1st proposition : F = dp/dt

2nd proposition : 1 is a natural number.

The 1st proposition defines Force. It depends on the concept of momentum for its definition. However, forces can be measured by physical instruments, as can momentum, so they are both "real world entities". It is remotely possible that 50 years from now, an extremely subtle physical effect becomes apparent that changes this relationship. This would negate the proposition.

This is not so far fetched. If one were to look back to the 19th Century and question the validity of "F = ma = m(dv/dt)", one would be made a laughing stock. Of course, now we know that isn't correct, since mass alters with motion. Even though F = dp/dt is still correct at the moment, can you really rule out another paradigm shift in thought in the future ?

The 2nd proposition is Peano's first axiom. It relates two concepts : "1" and "natural number". Neither of these has any real meaning in the "real world". Although we can define the cardinality of a real world set using the naturals, the mathematical definition does not depend on the nature of the physical world for its veracity. The whole Universe can dissolve away tomorrow, leaving only one self aware particle and the particle can still cognize the successor of one, two, even though it cannot find anything to count using this new number.

Let's not assume airs here. Physics is much more bread and butter than mathematics, and is far more pragmatic. This need not be pragmatic in the sense of inventing new machines to do stuff, but can also be the pragmatism of needing to tie up observations of the physical world into a coherent theory. Mathematics can exist solely for the pleasure of an arbitrary game of the imagination.

You've just proved my point ! Your physical "axioms" are simply tentative truisms that can be falsified ! Mathematical axioms can NEVER be falsified. They can be undecidable in a theoretical framework (like the Axiom of Choice in ZF set theory) but cannot be proven "wrong", simply because they are by definition "right". Always and forever.
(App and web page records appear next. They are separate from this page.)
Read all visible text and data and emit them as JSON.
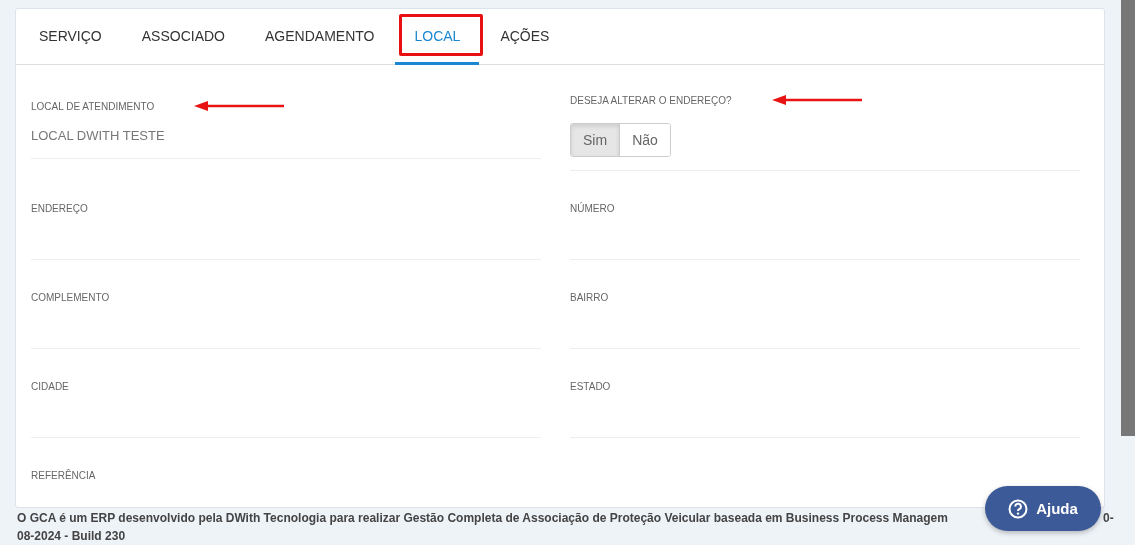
{
  "tabs": [
    {
      "label": "SERVIÇO",
      "selected": false,
      "highlighted": false
    },
    {
      "label": "ASSOCIADO",
      "selected": false,
      "highlighted": false
    },
    {
      "label": "AGENDAMENTO",
      "selected": false,
      "highlighted": false
    },
    {
      "label": "LOCAL",
      "selected": true,
      "highlighted": true
    },
    {
      "label": "AÇÕES",
      "selected": false,
      "highlighted": false
    }
  ],
  "fields": [
    {
      "kind": "text",
      "label": "LOCAL DE ATENDIMENTO",
      "value": "LOCAL DWITH TESTE",
      "arrow": true
    },
    {
      "kind": "toggle",
      "label": "DESEJA ALTERAR O ENDEREÇO?",
      "arrow": true,
      "options": [
        {
          "label": "Sim",
          "selected": true
        },
        {
          "label": "Não",
          "selected": false
        }
      ]
    },
    {
      "kind": "text",
      "label": "ENDEREÇO",
      "arrow": false
    },
    {
      "kind": "text",
      "label": "NÚMERO",
      "arrow": false
    },
    {
      "kind": "text",
      "label": "COMPLEMENTO",
      "arrow": false
    },
    {
      "kind": "text",
      "label": "BAIRRO",
      "arrow": false
    },
    {
      "kind": "text",
      "label": "CIDADE",
      "arrow": false
    },
    {
      "kind": "text",
      "label": "ESTADO",
      "arrow": false
    },
    {
      "kind": "text",
      "label": "REFERÊNCIA",
      "arrow": false
    }
  ],
  "footer": {
    "line_1": "O GCA é um ERP desenvolvido pela DWith Tecnologia para realizar Gestão Completa de Associação de Proteção Veicular baseada em Business Process Managem",
    "line_1_end": "0-",
    "line_2": "08-2024 - Build 230"
  },
  "help_button": {
    "label": "Ajuda"
  }
}
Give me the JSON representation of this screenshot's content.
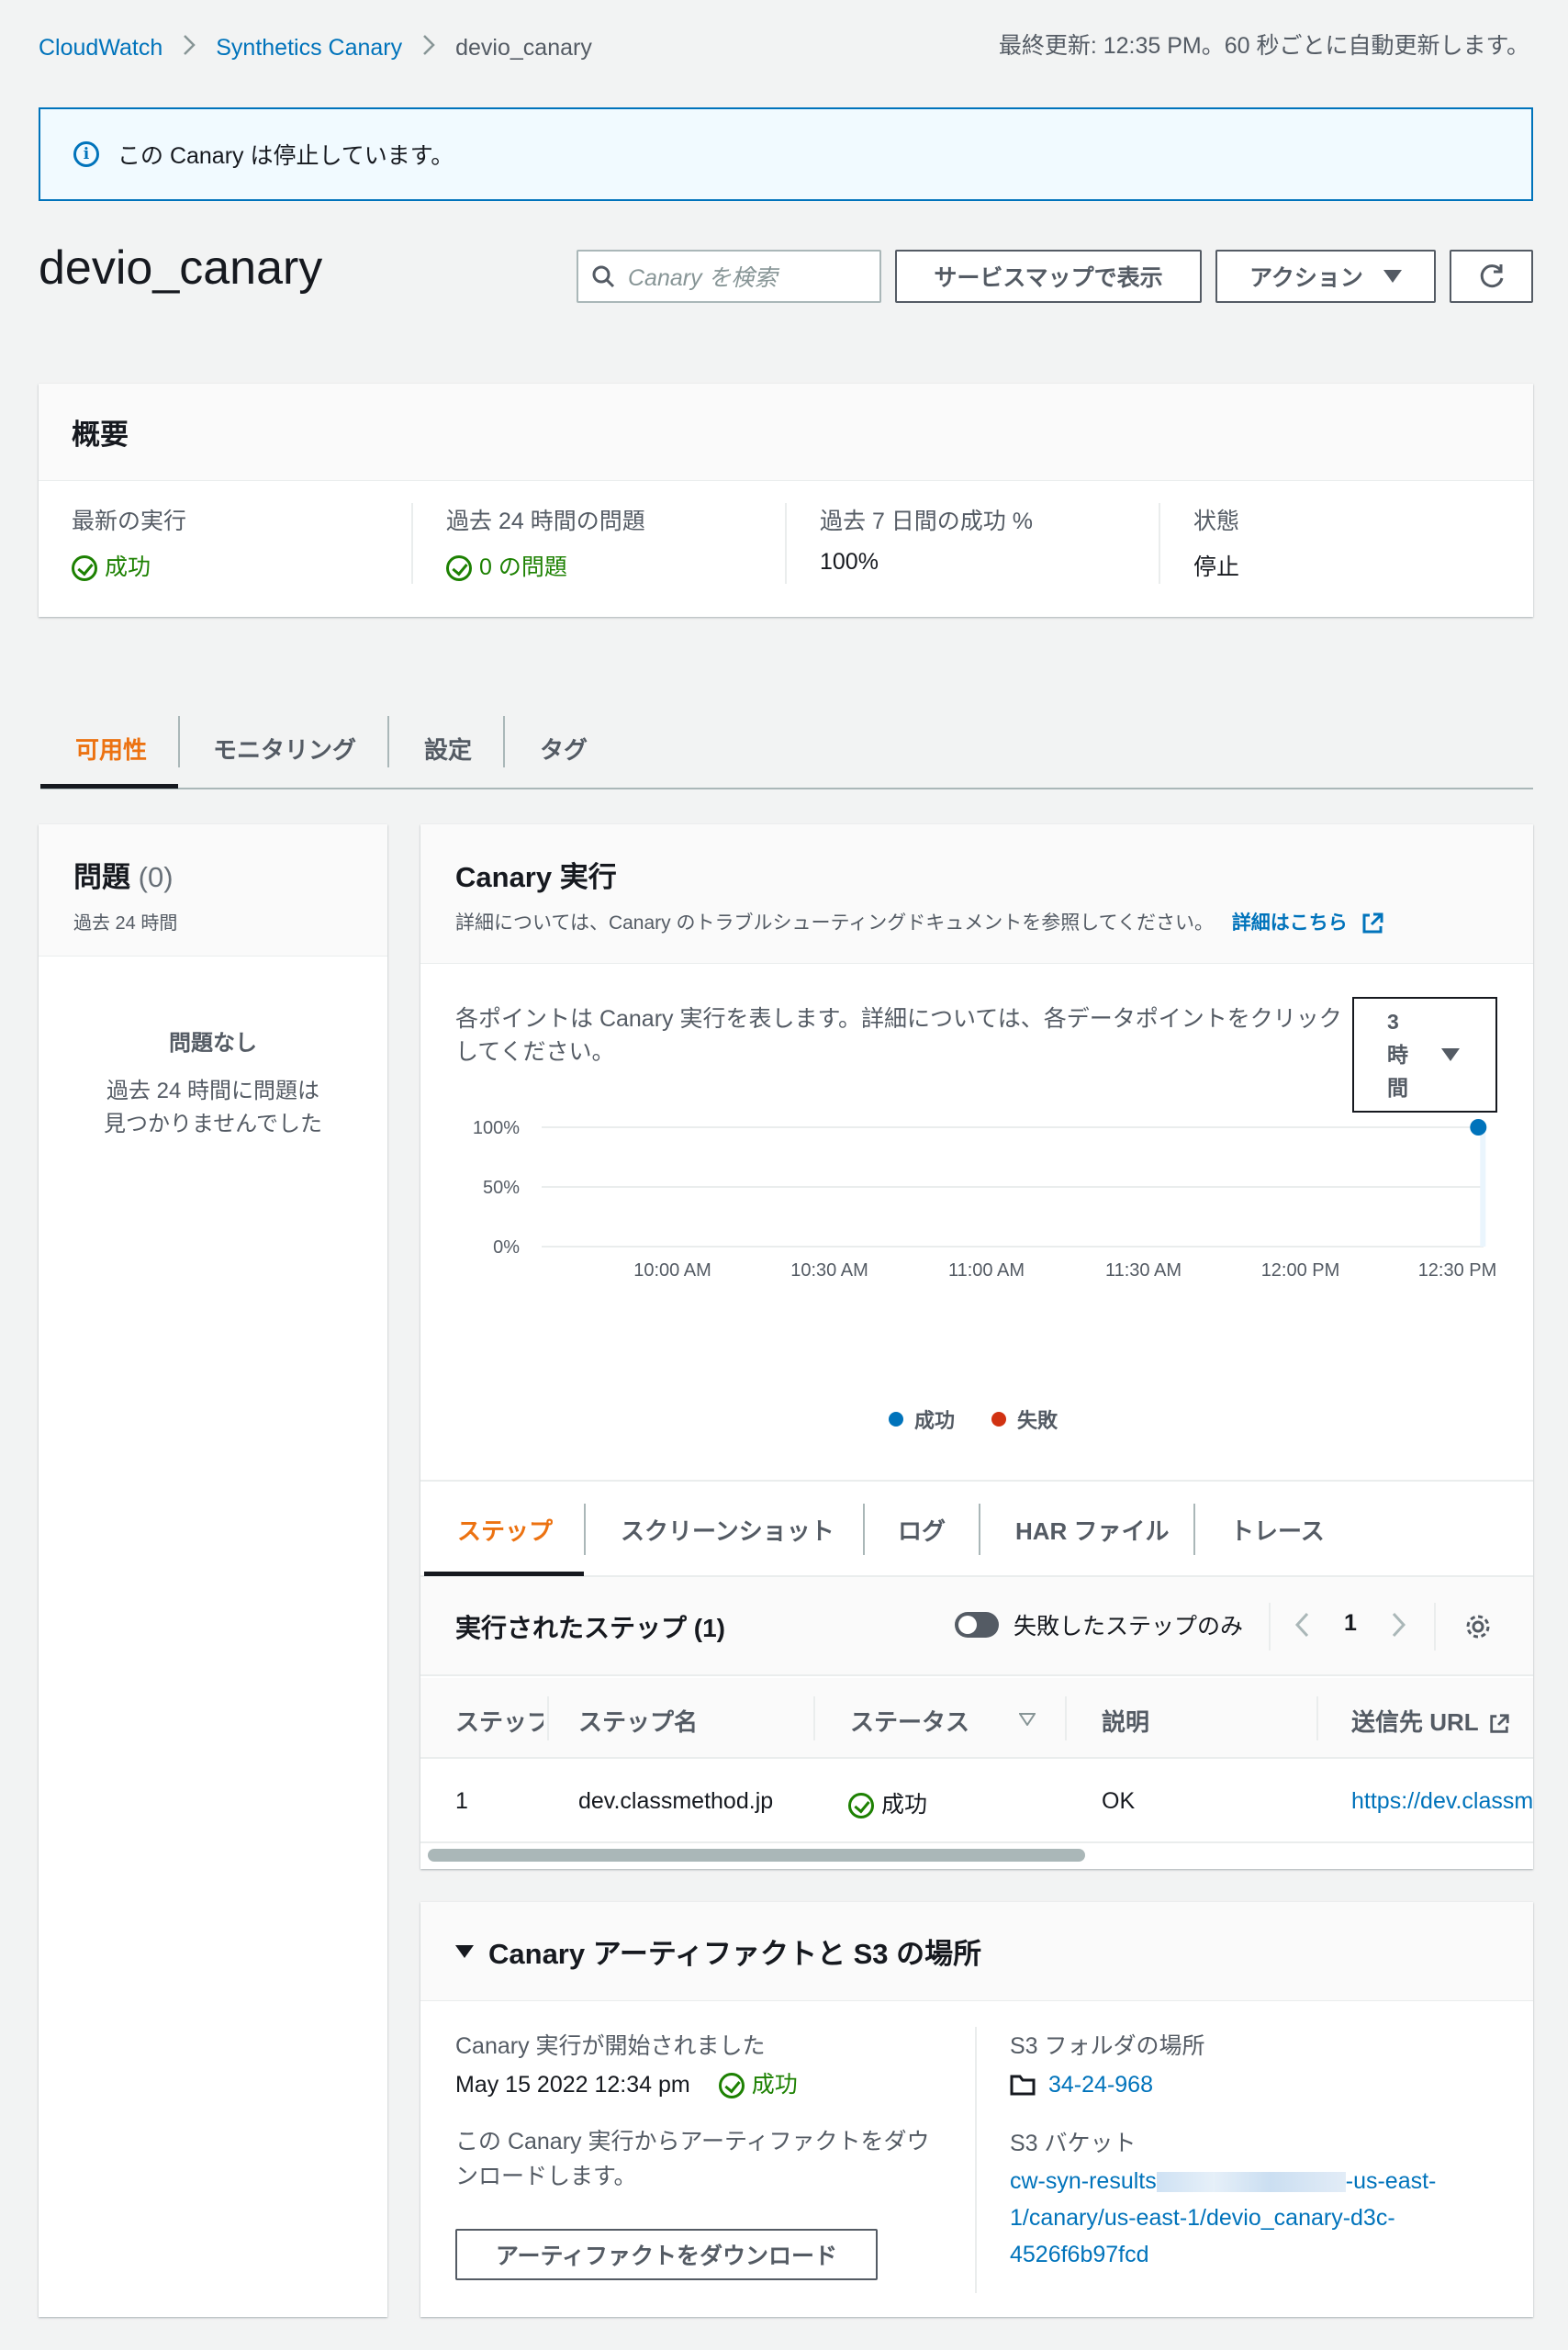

I'll get right on it. In the meantime, read more formal logic.

Last edited: Jan 13, 2005